* **Task prompt**
Although the entries contain pictures, write out only their text, exactly as it stands.

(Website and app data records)
*****
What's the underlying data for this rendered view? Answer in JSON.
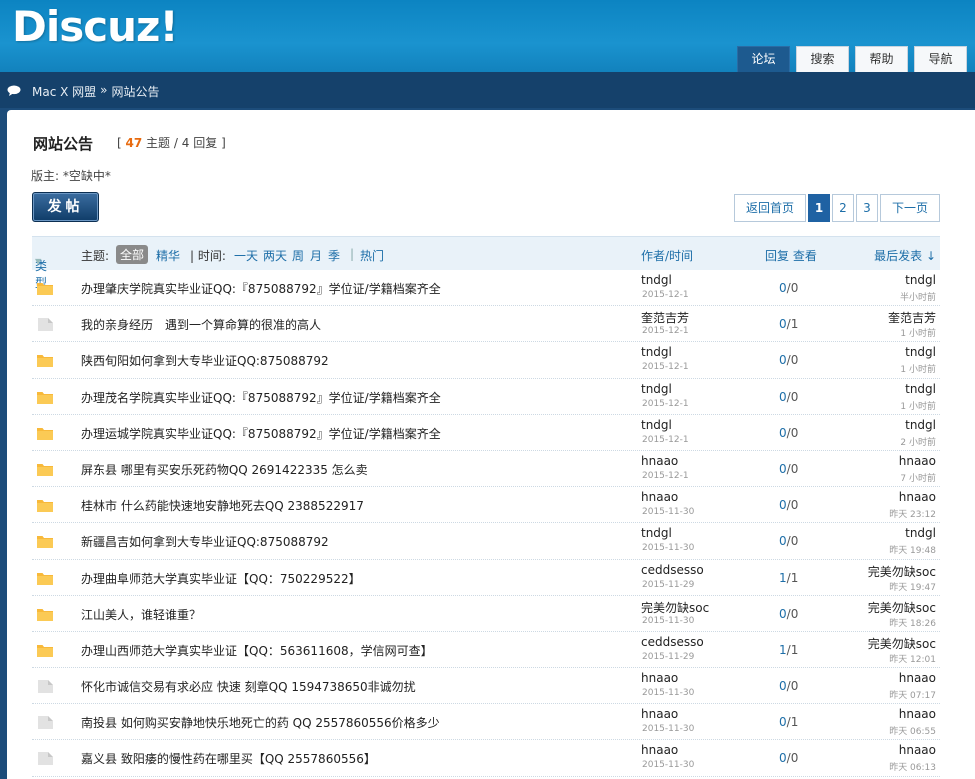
{
  "header": {
    "logo": "Discuz!",
    "nav": [
      "论坛",
      "搜索",
      "帮助",
      "导航"
    ]
  },
  "breadcrumb": {
    "site": "Mac X 网盟",
    "sep": "»",
    "current": "网站公告"
  },
  "forum": {
    "title": "网站公告",
    "stats_open": "[",
    "topics": "47",
    "topics_label": "主题",
    "slash": "/",
    "replies": "4",
    "replies_label": "回复",
    "stats_close": "]",
    "moderators": "版主: *空缺中*",
    "post_button": "发帖"
  },
  "pager": {
    "back": "返回首页",
    "pages": [
      "1",
      "2",
      "3"
    ],
    "current": "1",
    "next": "下一页"
  },
  "table_header": {
    "type": "类型",
    "theme_label": "主题:",
    "all": "全部",
    "digest": "精华",
    "time_label": "| 时间:",
    "times": [
      "一天",
      "两天",
      "周",
      "月",
      "季"
    ],
    "hot_sep": "|",
    "hot": "热门",
    "author_time": "作者/时间",
    "reply_view": "回复 查看",
    "last_post": "最后发表 ↓"
  },
  "threads": [
    {
      "icon": "folder",
      "title": "办理肇庆学院真实毕业证QQ:『875088792』学位证/学籍档案齐全",
      "author": "tndgl",
      "date": "2015-12-1",
      "replies": "0",
      "sep": "/",
      "views": "0",
      "last": "tndgl",
      "last_time": "半小时前"
    },
    {
      "icon": "doc",
      "title": "我的亲身经历　遇到一个算命算的很准的高人",
      "author": "奎范吉芳",
      "date": "2015-12-1",
      "replies": "0",
      "sep": "/",
      "views": "1",
      "last": "奎范吉芳",
      "last_time": "1 小时前"
    },
    {
      "icon": "folder",
      "title": "陕西旬阳如何拿到大专毕业证QQ:875088792",
      "author": "tndgl",
      "date": "2015-12-1",
      "replies": "0",
      "sep": "/",
      "views": "0",
      "last": "tndgl",
      "last_time": "1 小时前"
    },
    {
      "icon": "folder",
      "title": "办理茂名学院真实毕业证QQ:『875088792』学位证/学籍档案齐全",
      "author": "tndgl",
      "date": "2015-12-1",
      "replies": "0",
      "sep": "/",
      "views": "0",
      "last": "tndgl",
      "last_time": "1 小时前"
    },
    {
      "icon": "folder",
      "title": "办理运城学院真实毕业证QQ:『875088792』学位证/学籍档案齐全",
      "author": "tndgl",
      "date": "2015-12-1",
      "replies": "0",
      "sep": "/",
      "views": "0",
      "last": "tndgl",
      "last_time": "2 小时前"
    },
    {
      "icon": "folder",
      "title": "屏东县 哪里有买安乐死药物QQ 2691422335 怎么卖",
      "author": "hnaao",
      "date": "2015-12-1",
      "replies": "0",
      "sep": "/",
      "views": "0",
      "last": "hnaao",
      "last_time": "7 小时前"
    },
    {
      "icon": "folder",
      "title": "桂林市 什么药能快速地安静地死去QQ 2388522917",
      "author": "hnaao",
      "date": "2015-11-30",
      "replies": "0",
      "sep": "/",
      "views": "0",
      "last": "hnaao",
      "last_time": "昨天 23:12"
    },
    {
      "icon": "folder",
      "title": "新疆昌吉如何拿到大专毕业证QQ:875088792",
      "author": "tndgl",
      "date": "2015-11-30",
      "replies": "0",
      "sep": "/",
      "views": "0",
      "last": "tndgl",
      "last_time": "昨天 19:48"
    },
    {
      "icon": "folder",
      "title": "办理曲阜师范大学真实毕业证【QQ：750229522】",
      "author": "ceddsesso",
      "date": "2015-11-29",
      "replies": "1",
      "sep": "/",
      "views": "1",
      "last": "完美勿缺soc",
      "last_time": "昨天 19:47"
    },
    {
      "icon": "folder",
      "title": "江山美人，谁轻谁重？",
      "author": "完美勿缺soc",
      "date": "2015-11-30",
      "replies": "0",
      "sep": "/",
      "views": "0",
      "last": "完美勿缺soc",
      "last_time": "昨天 18:26"
    },
    {
      "icon": "folder",
      "title": "办理山西师范大学真实毕业证【QQ：563611608，学信网可查】",
      "author": "ceddsesso",
      "date": "2015-11-29",
      "replies": "1",
      "sep": "/",
      "views": "1",
      "last": "完美勿缺soc",
      "last_time": "昨天 12:01"
    },
    {
      "icon": "doc",
      "title": "怀化市诚信交易有求必应 快速 刻章QQ 1594738650非诚勿扰",
      "author": "hnaao",
      "date": "2015-11-30",
      "replies": "0",
      "sep": "/",
      "views": "0",
      "last": "hnaao",
      "last_time": "昨天 07:17"
    },
    {
      "icon": "doc",
      "title": "南投县 如何购买安静地快乐地死亡的药 QQ 2557860556价格多少",
      "author": "hnaao",
      "date": "2015-11-30",
      "replies": "0",
      "sep": "/",
      "views": "1",
      "last": "hnaao",
      "last_time": "昨天 06:55"
    },
    {
      "icon": "doc",
      "title": "嘉义县 致阳痿的慢性药在哪里买【QQ 2557860556】",
      "author": "hnaao",
      "date": "2015-11-30",
      "replies": "0",
      "sep": "/",
      "views": "0",
      "last": "hnaao",
      "last_time": "昨天 06:13"
    }
  ]
}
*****
* **Exercise response**
What's the underlying data for this rendered view? Answer in JSON.
{
  "header": {
    "logo": "Discuz!",
    "nav": [
      "论坛",
      "搜索",
      "帮助",
      "导航"
    ]
  },
  "breadcrumb": {
    "site": "Mac X 网盟",
    "sep": "»",
    "current": "网站公告"
  },
  "forum": {
    "title": "网站公告",
    "stats_open": "[",
    "topics": "47",
    "topics_label": "主题",
    "slash": "/",
    "replies": "4",
    "replies_label": "回复",
    "stats_close": "]",
    "moderators": "版主: *空缺中*",
    "post_button": "发帖"
  },
  "pager": {
    "back": "返回首页",
    "pages": [
      "1",
      "2",
      "3"
    ],
    "current": "1",
    "next": "下一页"
  },
  "table_header": {
    "type": "类型",
    "theme_label": "主题:",
    "all": "全部",
    "digest": "精华",
    "time_label": "| 时间:",
    "times": [
      "一天",
      "两天",
      "周",
      "月",
      "季"
    ],
    "hot_sep": "|",
    "hot": "热门",
    "author_time": "作者/时间",
    "reply_view": "回复 查看",
    "last_post": "最后发表 ↓"
  },
  "threads": [
    {
      "icon": "folder",
      "title": "办理肇庆学院真实毕业证QQ:『875088792』学位证/学籍档案齐全",
      "author": "tndgl",
      "date": "2015-12-1",
      "replies": "0",
      "sep": "/",
      "views": "0",
      "last": "tndgl",
      "last_time": "半小时前"
    },
    {
      "icon": "doc",
      "title": "我的亲身经历　遇到一个算命算的很准的高人",
      "author": "奎范吉芳",
      "date": "2015-12-1",
      "replies": "0",
      "sep": "/",
      "views": "1",
      "last": "奎范吉芳",
      "last_time": "1 小时前"
    },
    {
      "icon": "folder",
      "title": "陕西旬阳如何拿到大专毕业证QQ:875088792",
      "author": "tndgl",
      "date": "2015-12-1",
      "replies": "0",
      "sep": "/",
      "views": "0",
      "last": "tndgl",
      "last_time": "1 小时前"
    },
    {
      "icon": "folder",
      "title": "办理茂名学院真实毕业证QQ:『875088792』学位证/学籍档案齐全",
      "author": "tndgl",
      "date": "2015-12-1",
      "replies": "0",
      "sep": "/",
      "views": "0",
      "last": "tndgl",
      "last_time": "1 小时前"
    },
    {
      "icon": "folder",
      "title": "办理运城学院真实毕业证QQ:『875088792』学位证/学籍档案齐全",
      "author": "tndgl",
      "date": "2015-12-1",
      "replies": "0",
      "sep": "/",
      "views": "0",
      "last": "tndgl",
      "last_time": "2 小时前"
    },
    {
      "icon": "folder",
      "title": "屏东县 哪里有买安乐死药物QQ 2691422335 怎么卖",
      "author": "hnaao",
      "date": "2015-12-1",
      "replies": "0",
      "sep": "/",
      "views": "0",
      "last": "hnaao",
      "last_time": "7 小时前"
    },
    {
      "icon": "folder",
      "title": "桂林市 什么药能快速地安静地死去QQ 2388522917",
      "author": "hnaao",
      "date": "2015-11-30",
      "replies": "0",
      "sep": "/",
      "views": "0",
      "last": "hnaao",
      "last_time": "昨天 23:12"
    },
    {
      "icon": "folder",
      "title": "新疆昌吉如何拿到大专毕业证QQ:875088792",
      "author": "tndgl",
      "date": "2015-11-30",
      "replies": "0",
      "sep": "/",
      "views": "0",
      "last": "tndgl",
      "last_time": "昨天 19:48"
    },
    {
      "icon": "folder",
      "title": "办理曲阜师范大学真实毕业证【QQ：750229522】",
      "author": "ceddsesso",
      "date": "2015-11-29",
      "replies": "1",
      "sep": "/",
      "views": "1",
      "last": "完美勿缺soc",
      "last_time": "昨天 19:47"
    },
    {
      "icon": "folder",
      "title": "江山美人，谁轻谁重？",
      "author": "完美勿缺soc",
      "date": "2015-11-30",
      "replies": "0",
      "sep": "/",
      "views": "0",
      "last": "完美勿缺soc",
      "last_time": "昨天 18:26"
    },
    {
      "icon": "folder",
      "title": "办理山西师范大学真实毕业证【QQ：563611608，学信网可查】",
      "author": "ceddsesso",
      "date": "2015-11-29",
      "replies": "1",
      "sep": "/",
      "views": "1",
      "last": "完美勿缺soc",
      "last_time": "昨天 12:01"
    },
    {
      "icon": "doc",
      "title": "怀化市诚信交易有求必应 快速 刻章QQ 1594738650非诚勿扰",
      "author": "hnaao",
      "date": "2015-11-30",
      "replies": "0",
      "sep": "/",
      "views": "0",
      "last": "hnaao",
      "last_time": "昨天 07:17"
    },
    {
      "icon": "doc",
      "title": "南投县 如何购买安静地快乐地死亡的药 QQ 2557860556价格多少",
      "author": "hnaao",
      "date": "2015-11-30",
      "replies": "0",
      "sep": "/",
      "views": "1",
      "last": "hnaao",
      "last_time": "昨天 06:55"
    },
    {
      "icon": "doc",
      "title": "嘉义县 致阳痿的慢性药在哪里买【QQ 2557860556】",
      "author": "hnaao",
      "date": "2015-11-30",
      "replies": "0",
      "sep": "/",
      "views": "0",
      "last": "hnaao",
      "last_time": "昨天 06:13"
    }
  ]
}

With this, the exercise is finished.